Exercise goal: Scan the entries for "ohlc". Every line that holds it is to be copied.

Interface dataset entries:
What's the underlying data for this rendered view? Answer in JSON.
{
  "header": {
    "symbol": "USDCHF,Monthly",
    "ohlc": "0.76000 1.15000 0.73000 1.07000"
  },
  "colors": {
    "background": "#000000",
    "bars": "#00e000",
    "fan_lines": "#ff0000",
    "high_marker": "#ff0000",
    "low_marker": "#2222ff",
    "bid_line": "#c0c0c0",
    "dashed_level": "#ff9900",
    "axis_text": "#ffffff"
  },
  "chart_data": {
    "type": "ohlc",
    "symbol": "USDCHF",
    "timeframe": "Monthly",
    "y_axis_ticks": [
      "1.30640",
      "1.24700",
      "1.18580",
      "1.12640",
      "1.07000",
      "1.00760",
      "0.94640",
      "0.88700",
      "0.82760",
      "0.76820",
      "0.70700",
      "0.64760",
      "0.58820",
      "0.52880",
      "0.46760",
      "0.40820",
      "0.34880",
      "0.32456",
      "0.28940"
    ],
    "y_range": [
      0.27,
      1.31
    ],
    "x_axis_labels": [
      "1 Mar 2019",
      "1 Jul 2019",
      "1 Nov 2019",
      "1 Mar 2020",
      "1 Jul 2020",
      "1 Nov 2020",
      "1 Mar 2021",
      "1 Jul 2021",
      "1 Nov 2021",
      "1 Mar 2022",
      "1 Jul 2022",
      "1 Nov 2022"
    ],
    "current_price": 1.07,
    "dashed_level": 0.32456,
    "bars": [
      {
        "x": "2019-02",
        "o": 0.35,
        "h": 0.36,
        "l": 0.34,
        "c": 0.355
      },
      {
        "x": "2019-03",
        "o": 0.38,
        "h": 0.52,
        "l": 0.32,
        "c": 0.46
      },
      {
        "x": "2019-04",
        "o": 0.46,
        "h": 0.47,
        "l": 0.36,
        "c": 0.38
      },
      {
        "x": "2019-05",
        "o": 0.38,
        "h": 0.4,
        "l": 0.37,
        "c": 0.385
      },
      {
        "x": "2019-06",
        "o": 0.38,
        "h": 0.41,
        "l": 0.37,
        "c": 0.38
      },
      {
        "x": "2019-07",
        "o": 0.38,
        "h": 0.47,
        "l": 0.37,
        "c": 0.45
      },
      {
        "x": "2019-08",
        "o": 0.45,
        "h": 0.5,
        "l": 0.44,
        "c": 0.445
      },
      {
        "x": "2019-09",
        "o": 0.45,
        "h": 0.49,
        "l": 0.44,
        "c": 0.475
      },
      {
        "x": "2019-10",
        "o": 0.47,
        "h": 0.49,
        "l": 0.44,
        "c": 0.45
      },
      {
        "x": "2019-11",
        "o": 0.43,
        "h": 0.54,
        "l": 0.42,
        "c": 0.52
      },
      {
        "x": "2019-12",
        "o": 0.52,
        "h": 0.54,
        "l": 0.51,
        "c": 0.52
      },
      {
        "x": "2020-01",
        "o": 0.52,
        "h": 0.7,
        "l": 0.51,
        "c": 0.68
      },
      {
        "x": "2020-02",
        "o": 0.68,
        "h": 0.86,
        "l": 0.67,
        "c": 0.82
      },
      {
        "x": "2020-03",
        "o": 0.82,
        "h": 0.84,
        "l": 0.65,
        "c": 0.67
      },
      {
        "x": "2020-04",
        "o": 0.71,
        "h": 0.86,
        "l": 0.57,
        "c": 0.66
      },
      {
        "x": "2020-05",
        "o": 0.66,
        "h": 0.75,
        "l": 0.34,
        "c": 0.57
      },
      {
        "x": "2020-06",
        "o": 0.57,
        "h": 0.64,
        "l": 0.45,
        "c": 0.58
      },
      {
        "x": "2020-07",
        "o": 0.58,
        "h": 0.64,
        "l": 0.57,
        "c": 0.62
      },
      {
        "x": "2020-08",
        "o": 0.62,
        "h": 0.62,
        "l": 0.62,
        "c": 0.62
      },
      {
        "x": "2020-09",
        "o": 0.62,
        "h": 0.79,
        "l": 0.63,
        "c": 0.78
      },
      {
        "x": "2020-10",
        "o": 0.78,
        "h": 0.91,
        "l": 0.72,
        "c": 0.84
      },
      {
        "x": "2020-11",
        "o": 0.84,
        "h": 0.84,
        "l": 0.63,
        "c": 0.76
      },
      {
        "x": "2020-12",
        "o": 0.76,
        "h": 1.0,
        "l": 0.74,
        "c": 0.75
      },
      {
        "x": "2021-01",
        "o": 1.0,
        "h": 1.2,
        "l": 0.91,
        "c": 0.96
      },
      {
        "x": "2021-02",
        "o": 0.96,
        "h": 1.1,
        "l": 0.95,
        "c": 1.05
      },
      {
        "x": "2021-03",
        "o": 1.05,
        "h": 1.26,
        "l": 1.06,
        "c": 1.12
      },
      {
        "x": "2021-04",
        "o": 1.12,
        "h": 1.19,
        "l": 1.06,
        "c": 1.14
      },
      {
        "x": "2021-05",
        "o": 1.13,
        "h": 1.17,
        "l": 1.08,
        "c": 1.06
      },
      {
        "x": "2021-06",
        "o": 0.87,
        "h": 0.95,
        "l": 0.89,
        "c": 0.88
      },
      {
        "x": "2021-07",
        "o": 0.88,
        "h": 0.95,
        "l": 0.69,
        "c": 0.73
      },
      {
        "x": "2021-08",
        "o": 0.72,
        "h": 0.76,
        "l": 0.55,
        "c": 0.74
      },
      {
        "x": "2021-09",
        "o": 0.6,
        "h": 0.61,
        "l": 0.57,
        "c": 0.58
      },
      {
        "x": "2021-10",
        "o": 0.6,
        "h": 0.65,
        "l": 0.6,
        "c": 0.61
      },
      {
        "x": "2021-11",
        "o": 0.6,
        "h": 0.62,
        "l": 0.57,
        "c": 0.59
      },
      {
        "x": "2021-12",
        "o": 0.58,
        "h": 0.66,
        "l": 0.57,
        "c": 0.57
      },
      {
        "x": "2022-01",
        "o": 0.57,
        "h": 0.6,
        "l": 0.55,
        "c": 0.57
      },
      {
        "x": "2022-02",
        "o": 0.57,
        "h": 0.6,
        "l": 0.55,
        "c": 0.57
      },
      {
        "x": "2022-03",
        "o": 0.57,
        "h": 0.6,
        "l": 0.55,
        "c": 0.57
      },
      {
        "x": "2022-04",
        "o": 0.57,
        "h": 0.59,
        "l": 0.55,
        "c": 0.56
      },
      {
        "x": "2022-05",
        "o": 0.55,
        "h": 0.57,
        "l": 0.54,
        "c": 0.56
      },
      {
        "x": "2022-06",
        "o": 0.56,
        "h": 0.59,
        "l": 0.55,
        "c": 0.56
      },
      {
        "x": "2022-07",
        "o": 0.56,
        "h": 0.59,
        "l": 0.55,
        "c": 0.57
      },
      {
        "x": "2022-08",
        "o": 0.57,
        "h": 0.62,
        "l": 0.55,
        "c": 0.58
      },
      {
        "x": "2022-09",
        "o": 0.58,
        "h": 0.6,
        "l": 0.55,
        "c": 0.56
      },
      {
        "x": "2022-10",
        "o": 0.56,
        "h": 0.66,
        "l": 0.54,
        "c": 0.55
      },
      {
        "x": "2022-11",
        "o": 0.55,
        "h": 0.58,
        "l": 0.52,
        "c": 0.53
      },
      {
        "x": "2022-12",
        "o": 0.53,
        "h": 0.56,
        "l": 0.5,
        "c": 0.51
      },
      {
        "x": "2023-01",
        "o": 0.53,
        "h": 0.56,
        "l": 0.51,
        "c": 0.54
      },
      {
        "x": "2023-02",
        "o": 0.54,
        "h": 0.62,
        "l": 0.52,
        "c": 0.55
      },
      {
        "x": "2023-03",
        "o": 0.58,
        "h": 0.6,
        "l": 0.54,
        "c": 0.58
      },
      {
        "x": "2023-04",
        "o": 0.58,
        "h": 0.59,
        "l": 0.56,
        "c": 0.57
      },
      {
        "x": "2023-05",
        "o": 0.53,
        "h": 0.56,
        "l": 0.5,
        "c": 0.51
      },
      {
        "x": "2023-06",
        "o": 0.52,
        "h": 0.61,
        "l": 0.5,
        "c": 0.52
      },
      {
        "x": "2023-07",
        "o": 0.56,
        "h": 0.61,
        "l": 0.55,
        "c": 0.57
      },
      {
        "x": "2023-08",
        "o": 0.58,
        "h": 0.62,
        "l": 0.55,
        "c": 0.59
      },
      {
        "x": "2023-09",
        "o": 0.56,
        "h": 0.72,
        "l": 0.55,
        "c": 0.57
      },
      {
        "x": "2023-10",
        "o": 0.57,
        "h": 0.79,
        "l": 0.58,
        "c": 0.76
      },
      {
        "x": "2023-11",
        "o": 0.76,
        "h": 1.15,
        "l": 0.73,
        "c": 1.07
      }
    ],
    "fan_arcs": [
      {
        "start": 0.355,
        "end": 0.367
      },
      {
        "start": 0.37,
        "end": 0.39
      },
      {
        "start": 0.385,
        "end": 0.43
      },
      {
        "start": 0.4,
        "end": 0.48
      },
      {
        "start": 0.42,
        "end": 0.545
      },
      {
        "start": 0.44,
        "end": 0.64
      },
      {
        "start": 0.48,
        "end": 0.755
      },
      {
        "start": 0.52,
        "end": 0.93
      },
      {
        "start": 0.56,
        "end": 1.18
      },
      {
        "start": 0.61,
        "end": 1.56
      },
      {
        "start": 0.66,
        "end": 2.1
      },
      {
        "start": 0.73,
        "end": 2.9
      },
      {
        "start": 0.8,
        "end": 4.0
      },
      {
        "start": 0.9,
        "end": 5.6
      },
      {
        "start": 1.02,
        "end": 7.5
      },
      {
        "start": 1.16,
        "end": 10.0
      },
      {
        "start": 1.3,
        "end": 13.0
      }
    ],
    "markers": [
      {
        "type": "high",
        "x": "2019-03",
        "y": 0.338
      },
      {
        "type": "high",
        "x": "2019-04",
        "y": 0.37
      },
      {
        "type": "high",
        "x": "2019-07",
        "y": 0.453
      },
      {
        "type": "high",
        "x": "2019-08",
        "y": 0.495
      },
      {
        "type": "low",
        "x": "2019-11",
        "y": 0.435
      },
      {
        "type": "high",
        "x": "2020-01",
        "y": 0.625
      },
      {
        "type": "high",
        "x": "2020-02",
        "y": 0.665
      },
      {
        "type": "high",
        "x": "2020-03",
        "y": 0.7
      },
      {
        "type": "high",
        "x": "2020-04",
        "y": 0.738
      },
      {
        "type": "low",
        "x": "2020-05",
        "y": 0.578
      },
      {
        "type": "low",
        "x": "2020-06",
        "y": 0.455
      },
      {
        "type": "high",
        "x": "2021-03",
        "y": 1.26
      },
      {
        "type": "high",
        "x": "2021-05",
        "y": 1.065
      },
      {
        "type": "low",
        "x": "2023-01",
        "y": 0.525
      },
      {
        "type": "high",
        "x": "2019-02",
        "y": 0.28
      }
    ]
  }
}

Completed exercise:
    "ohlc": "0.76000 1.15000 0.73000 1.07000"
    "type": "ohlc",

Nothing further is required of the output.